- _EXERCISE AIM_
Reproduce the listing in full. Keep every character unchanged.

···

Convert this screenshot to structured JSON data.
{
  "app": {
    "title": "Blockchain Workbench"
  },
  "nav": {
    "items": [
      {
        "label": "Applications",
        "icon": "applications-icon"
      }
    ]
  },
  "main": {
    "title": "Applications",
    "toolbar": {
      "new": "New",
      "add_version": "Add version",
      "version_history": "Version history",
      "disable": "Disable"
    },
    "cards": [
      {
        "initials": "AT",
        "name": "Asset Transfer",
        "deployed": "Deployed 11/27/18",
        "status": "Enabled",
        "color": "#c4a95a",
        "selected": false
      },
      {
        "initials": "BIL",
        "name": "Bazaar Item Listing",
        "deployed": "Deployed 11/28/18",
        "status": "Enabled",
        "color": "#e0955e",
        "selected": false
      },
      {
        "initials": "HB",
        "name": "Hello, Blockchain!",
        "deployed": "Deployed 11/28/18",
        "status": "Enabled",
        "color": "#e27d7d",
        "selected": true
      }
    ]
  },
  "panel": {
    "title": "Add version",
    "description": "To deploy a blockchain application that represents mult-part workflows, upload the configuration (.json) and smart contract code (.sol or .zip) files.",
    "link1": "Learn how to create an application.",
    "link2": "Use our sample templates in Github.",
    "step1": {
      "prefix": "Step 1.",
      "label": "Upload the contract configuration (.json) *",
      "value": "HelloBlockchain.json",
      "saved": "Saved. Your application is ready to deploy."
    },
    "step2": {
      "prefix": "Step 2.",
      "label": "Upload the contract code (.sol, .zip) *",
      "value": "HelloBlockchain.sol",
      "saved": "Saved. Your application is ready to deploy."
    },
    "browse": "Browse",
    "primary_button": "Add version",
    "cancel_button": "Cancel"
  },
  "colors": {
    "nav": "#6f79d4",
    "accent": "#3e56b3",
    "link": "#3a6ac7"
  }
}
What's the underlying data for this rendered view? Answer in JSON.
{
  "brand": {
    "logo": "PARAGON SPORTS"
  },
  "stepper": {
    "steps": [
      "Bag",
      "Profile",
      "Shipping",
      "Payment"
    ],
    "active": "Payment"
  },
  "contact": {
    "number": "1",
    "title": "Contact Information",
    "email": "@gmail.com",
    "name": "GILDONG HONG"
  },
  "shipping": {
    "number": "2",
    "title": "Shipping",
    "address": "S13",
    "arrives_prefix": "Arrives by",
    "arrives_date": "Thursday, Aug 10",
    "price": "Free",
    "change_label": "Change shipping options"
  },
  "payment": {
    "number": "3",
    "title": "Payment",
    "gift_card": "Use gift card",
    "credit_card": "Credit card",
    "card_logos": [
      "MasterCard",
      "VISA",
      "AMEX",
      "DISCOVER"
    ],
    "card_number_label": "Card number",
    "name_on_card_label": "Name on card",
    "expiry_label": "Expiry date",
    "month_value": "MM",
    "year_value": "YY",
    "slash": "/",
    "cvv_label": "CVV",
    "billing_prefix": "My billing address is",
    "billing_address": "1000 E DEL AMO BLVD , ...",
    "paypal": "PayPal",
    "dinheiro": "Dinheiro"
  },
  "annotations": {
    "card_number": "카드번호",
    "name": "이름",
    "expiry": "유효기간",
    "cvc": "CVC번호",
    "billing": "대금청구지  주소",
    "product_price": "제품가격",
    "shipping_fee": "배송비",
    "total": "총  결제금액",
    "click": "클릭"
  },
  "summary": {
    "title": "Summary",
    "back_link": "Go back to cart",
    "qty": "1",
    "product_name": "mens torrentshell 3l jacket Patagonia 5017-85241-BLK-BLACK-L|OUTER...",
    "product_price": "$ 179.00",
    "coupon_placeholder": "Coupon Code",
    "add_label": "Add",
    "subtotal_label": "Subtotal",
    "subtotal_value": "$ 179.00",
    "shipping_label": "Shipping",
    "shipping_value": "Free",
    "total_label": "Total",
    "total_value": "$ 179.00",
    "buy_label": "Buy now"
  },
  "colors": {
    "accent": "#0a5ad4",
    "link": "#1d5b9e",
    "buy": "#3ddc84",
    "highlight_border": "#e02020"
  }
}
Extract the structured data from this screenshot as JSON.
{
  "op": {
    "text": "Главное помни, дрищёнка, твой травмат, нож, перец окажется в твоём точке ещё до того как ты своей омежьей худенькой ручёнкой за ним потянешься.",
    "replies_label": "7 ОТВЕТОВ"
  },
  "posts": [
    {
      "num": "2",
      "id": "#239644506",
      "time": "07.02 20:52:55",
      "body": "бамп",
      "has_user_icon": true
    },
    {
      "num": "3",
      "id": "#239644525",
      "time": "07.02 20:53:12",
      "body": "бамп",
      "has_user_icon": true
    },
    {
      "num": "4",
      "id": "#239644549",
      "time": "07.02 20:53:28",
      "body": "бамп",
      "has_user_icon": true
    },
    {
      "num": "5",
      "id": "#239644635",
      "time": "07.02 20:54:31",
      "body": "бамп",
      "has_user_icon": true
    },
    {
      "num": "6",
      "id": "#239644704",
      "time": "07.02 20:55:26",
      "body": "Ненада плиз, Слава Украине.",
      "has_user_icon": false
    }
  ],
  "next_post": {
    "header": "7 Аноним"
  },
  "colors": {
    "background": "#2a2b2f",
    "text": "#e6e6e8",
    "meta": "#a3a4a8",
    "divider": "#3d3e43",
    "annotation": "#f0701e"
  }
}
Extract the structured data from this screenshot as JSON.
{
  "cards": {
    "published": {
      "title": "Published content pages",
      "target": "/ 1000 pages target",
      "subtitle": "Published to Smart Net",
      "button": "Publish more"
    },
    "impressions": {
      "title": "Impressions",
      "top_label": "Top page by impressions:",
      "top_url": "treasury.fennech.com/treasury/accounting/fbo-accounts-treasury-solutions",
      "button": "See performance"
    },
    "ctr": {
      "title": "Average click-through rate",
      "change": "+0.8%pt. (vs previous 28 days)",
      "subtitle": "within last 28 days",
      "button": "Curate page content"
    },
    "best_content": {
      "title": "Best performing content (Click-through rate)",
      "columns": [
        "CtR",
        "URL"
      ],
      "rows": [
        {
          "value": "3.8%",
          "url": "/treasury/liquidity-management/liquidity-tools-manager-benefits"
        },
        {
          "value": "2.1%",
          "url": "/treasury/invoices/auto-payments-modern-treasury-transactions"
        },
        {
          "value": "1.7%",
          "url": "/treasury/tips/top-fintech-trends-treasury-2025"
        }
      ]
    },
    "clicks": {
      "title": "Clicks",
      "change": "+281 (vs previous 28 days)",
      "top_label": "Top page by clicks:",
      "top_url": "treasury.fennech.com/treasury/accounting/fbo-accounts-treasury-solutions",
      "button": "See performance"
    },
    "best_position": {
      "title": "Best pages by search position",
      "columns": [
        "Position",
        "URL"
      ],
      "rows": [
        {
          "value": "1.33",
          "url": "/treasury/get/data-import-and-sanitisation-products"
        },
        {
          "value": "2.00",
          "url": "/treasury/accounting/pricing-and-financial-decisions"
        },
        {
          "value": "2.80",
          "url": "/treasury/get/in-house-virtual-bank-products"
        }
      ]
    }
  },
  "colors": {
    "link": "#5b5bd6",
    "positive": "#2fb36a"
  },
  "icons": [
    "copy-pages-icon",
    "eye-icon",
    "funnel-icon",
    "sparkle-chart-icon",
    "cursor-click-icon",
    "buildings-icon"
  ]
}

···

- _SOLUTION TO THIS EXERCISE_
Convert this screenshot to structured JSON data.
{
  "app": {
    "title": "Blockchain Workbench"
  },
  "nav": {
    "items": [
      {
        "label": "Applications",
        "icon": "applications-icon"
      }
    ]
  },
  "main": {
    "title": "Applications",
    "toolbar": {
      "new": "New",
      "add_version": "Add version",
      "version_history": "Version history",
      "disable": "Disable"
    },
    "cards": [
      {
        "initials": "AT",
        "name": "Asset Transfer",
        "deployed": "Deployed 11/27/18",
        "status": "Enabled",
        "color": "#c4a95a",
        "selected": false
      },
      {
        "initials": "BIL",
        "name": "Bazaar Item Listing",
        "deployed": "Deployed 11/28/18",
        "status": "Enabled",
        "color": "#e0955e",
        "selected": false
      },
      {
        "initials": "HB",
        "name": "Hello, Blockchain!",
        "deployed": "Deployed 11/28/18",
        "status": "Enabled",
        "color": "#e27d7d",
        "selected": true
      }
    ]
  },
  "panel": {
    "title": "Add version",
    "description": "To deploy a blockchain application that represents mult-part workflows, upload the configuration (.json) and smart contract code (.sol or .zip) files.",
    "link1": "Learn how to create an application.",
    "link2": "Use our sample templates in Github.",
    "step1": {
      "prefix": "Step 1.",
      "label": "Upload the contract configuration (.json) *",
      "value": "HelloBlockchain.json",
      "saved": "Saved. Your application is ready to deploy."
    },
    "step2": {
      "prefix": "Step 2.",
      "label": "Upload the contract code (.sol, .zip) *",
      "value": "HelloBlockchain.sol",
      "saved": "Saved. Your application is ready to deploy."
    },
    "browse": "Browse",
    "primary_button": "Add version",
    "cancel_button": "Cancel"
  },
  "colors": {
    "nav": "#6f79d4",
    "accent": "#3e56b3",
    "link": "#3a6ac7"
  }
}
What's the underlying data for this rendered view? Answer in JSON.
{
  "brand": {
    "logo": "PARAGON SPORTS"
  },
  "stepper": {
    "steps": [
      "Bag",
      "Profile",
      "Shipping",
      "Payment"
    ],
    "active": "Payment"
  },
  "contact": {
    "number": "1",
    "title": "Contact Information",
    "email": "@gmail.com",
    "name": "GILDONG HONG"
  },
  "shipping": {
    "number": "2",
    "title": "Shipping",
    "address": "S13",
    "arrives_prefix": "Arrives by",
    "arrives_date": "Thursday, Aug 10",
    "price": "Free",
    "change_label": "Change shipping options"
  },
  "payment": {
    "number": "3",
    "title": "Payment",
    "gift_card": "Use gift card",
    "credit_card": "Credit card",
    "card_logos": [
      "MasterCard",
      "VISA",
      "AMEX",
      "DISCOVER"
    ],
    "card_number_label": "Card number",
    "name_on_card_label": "Name on card",
    "expiry_label": "Expiry date",
    "month_value": "MM",
    "year_value": "YY",
    "slash": "/",
    "cvv_label": "CVV",
    "billing_prefix": "My billing address is",
    "billing_address": "1000 E DEL AMO BLVD , ...",
    "paypal": "PayPal",
    "dinheiro": "Dinheiro"
  },
  "annotations": {
    "card_number": "카드번호",
    "name": "이름",
    "expiry": "유효기간",
    "cvc": "CVC번호",
    "billing": "대금청구지  주소",
    "product_price": "제품가격",
    "shipping_fee": "배송비",
    "total": "총  결제금액",
    "click": "클릭"
  },
  "summary": {
    "title": "Summary",
    "back_link": "Go back to cart",
    "qty": "1",
    "product_name": "mens torrentshell 3l jacket Patagonia 5017-85241-BLK-BLACK-L|OUTER...",
    "product_price": "$ 179.00",
    "coupon_placeholder": "Coupon Code",
    "add_label": "Add",
    "subtotal_label": "Subtotal",
    "subtotal_value": "$ 179.00",
    "shipping_label": "Shipping",
    "shipping_value": "Free",
    "total_label": "Total",
    "total_value": "$ 179.00",
    "buy_label": "Buy now"
  },
  "colors": {
    "accent": "#0a5ad4",
    "link": "#1d5b9e",
    "buy": "#3ddc84",
    "highlight_border": "#e02020"
  }
}
Extract the structured data from this screenshot as JSON.
{
  "op": {
    "text": "Главное помни, дрищёнка, твой травмат, нож, перец окажется в твоём точке ещё до того как ты своей омежьей худенькой ручёнкой за ним потянешься.",
    "replies_label": "7 ОТВЕТОВ"
  },
  "posts": [
    {
      "num": "2",
      "id": "#239644506",
      "time": "07.02 20:52:55",
      "body": "бамп",
      "has_user_icon": true
    },
    {
      "num": "3",
      "id": "#239644525",
      "time": "07.02 20:53:12",
      "body": "бамп",
      "has_user_icon": true
    },
    {
      "num": "4",
      "id": "#239644549",
      "time": "07.02 20:53:28",
      "body": "бамп",
      "has_user_icon": true
    },
    {
      "num": "5",
      "id": "#239644635",
      "time": "07.02 20:54:31",
      "body": "бамп",
      "has_user_icon": true
    },
    {
      "num": "6",
      "id": "#239644704",
      "time": "07.02 20:55:26",
      "body": "Ненада плиз, Слава Украине.",
      "has_user_icon": false
    }
  ],
  "next_post": {
    "header": "7 Аноним"
  },
  "colors": {
    "background": "#2a2b2f",
    "text": "#e6e6e8",
    "meta": "#a3a4a8",
    "divider": "#3d3e43",
    "annotation": "#f0701e"
  }
}
Extract the structured data from this screenshot as JSON.
{
  "cards": {
    "published": {
      "title": "Published content pages",
      "target": "/ 1000 pages target",
      "subtitle": "Published to Smart Net",
      "button": "Publish more"
    },
    "impressions": {
      "title": "Impressions",
      "top_label": "Top page by impressions:",
      "top_url": "treasury.fennech.com/treasury/accounting/fbo-accounts-treasury-solutions",
      "button": "See performance"
    },
    "ctr": {
      "title": "Average click-through rate",
      "change": "+0.8%pt. (vs previous 28 days)",
      "subtitle": "within last 28 days",
      "button": "Curate page content"
    },
    "best_content": {
      "title": "Best performing content (Click-through rate)",
      "columns": [
        "CtR",
        "URL"
      ],
      "rows": [
        {
          "value": "3.8%",
          "url": "/treasury/liquidity-management/liquidity-tools-manager-benefits"
        },
        {
          "value": "2.1%",
          "url": "/treasury/invoices/auto-payments-modern-treasury-transactions"
        },
        {
          "value": "1.7%",
          "url": "/treasury/tips/top-fintech-trends-treasury-2025"
        }
      ]
    },
    "clicks": {
      "title": "Clicks",
      "change": "+281 (vs previous 28 days)",
      "top_label": "Top page by clicks:",
      "top_url": "treasury.fennech.com/treasury/accounting/fbo-accounts-treasury-solutions",
      "button": "See performance"
    },
    "best_position": {
      "title": "Best pages by search position",
      "columns": [
        "Position",
        "URL"
      ],
      "rows": [
        {
          "value": "1.33",
          "url": "/treasury/get/data-import-and-sanitisation-products"
        },
        {
          "value": "2.00",
          "url": "/treasury/accounting/pricing-and-financial-decisions"
        },
        {
          "value": "2.80",
          "url": "/treasury/get/in-house-virtual-bank-products"
        }
      ]
    }
  },
  "colors": {
    "link": "#5b5bd6",
    "positive": "#2fb36a"
  },
  "icons": [
    "copy-pages-icon",
    "eye-icon",
    "funnel-icon",
    "sparkle-chart-icon",
    "cursor-click-icon",
    "buildings-icon"
  ]
}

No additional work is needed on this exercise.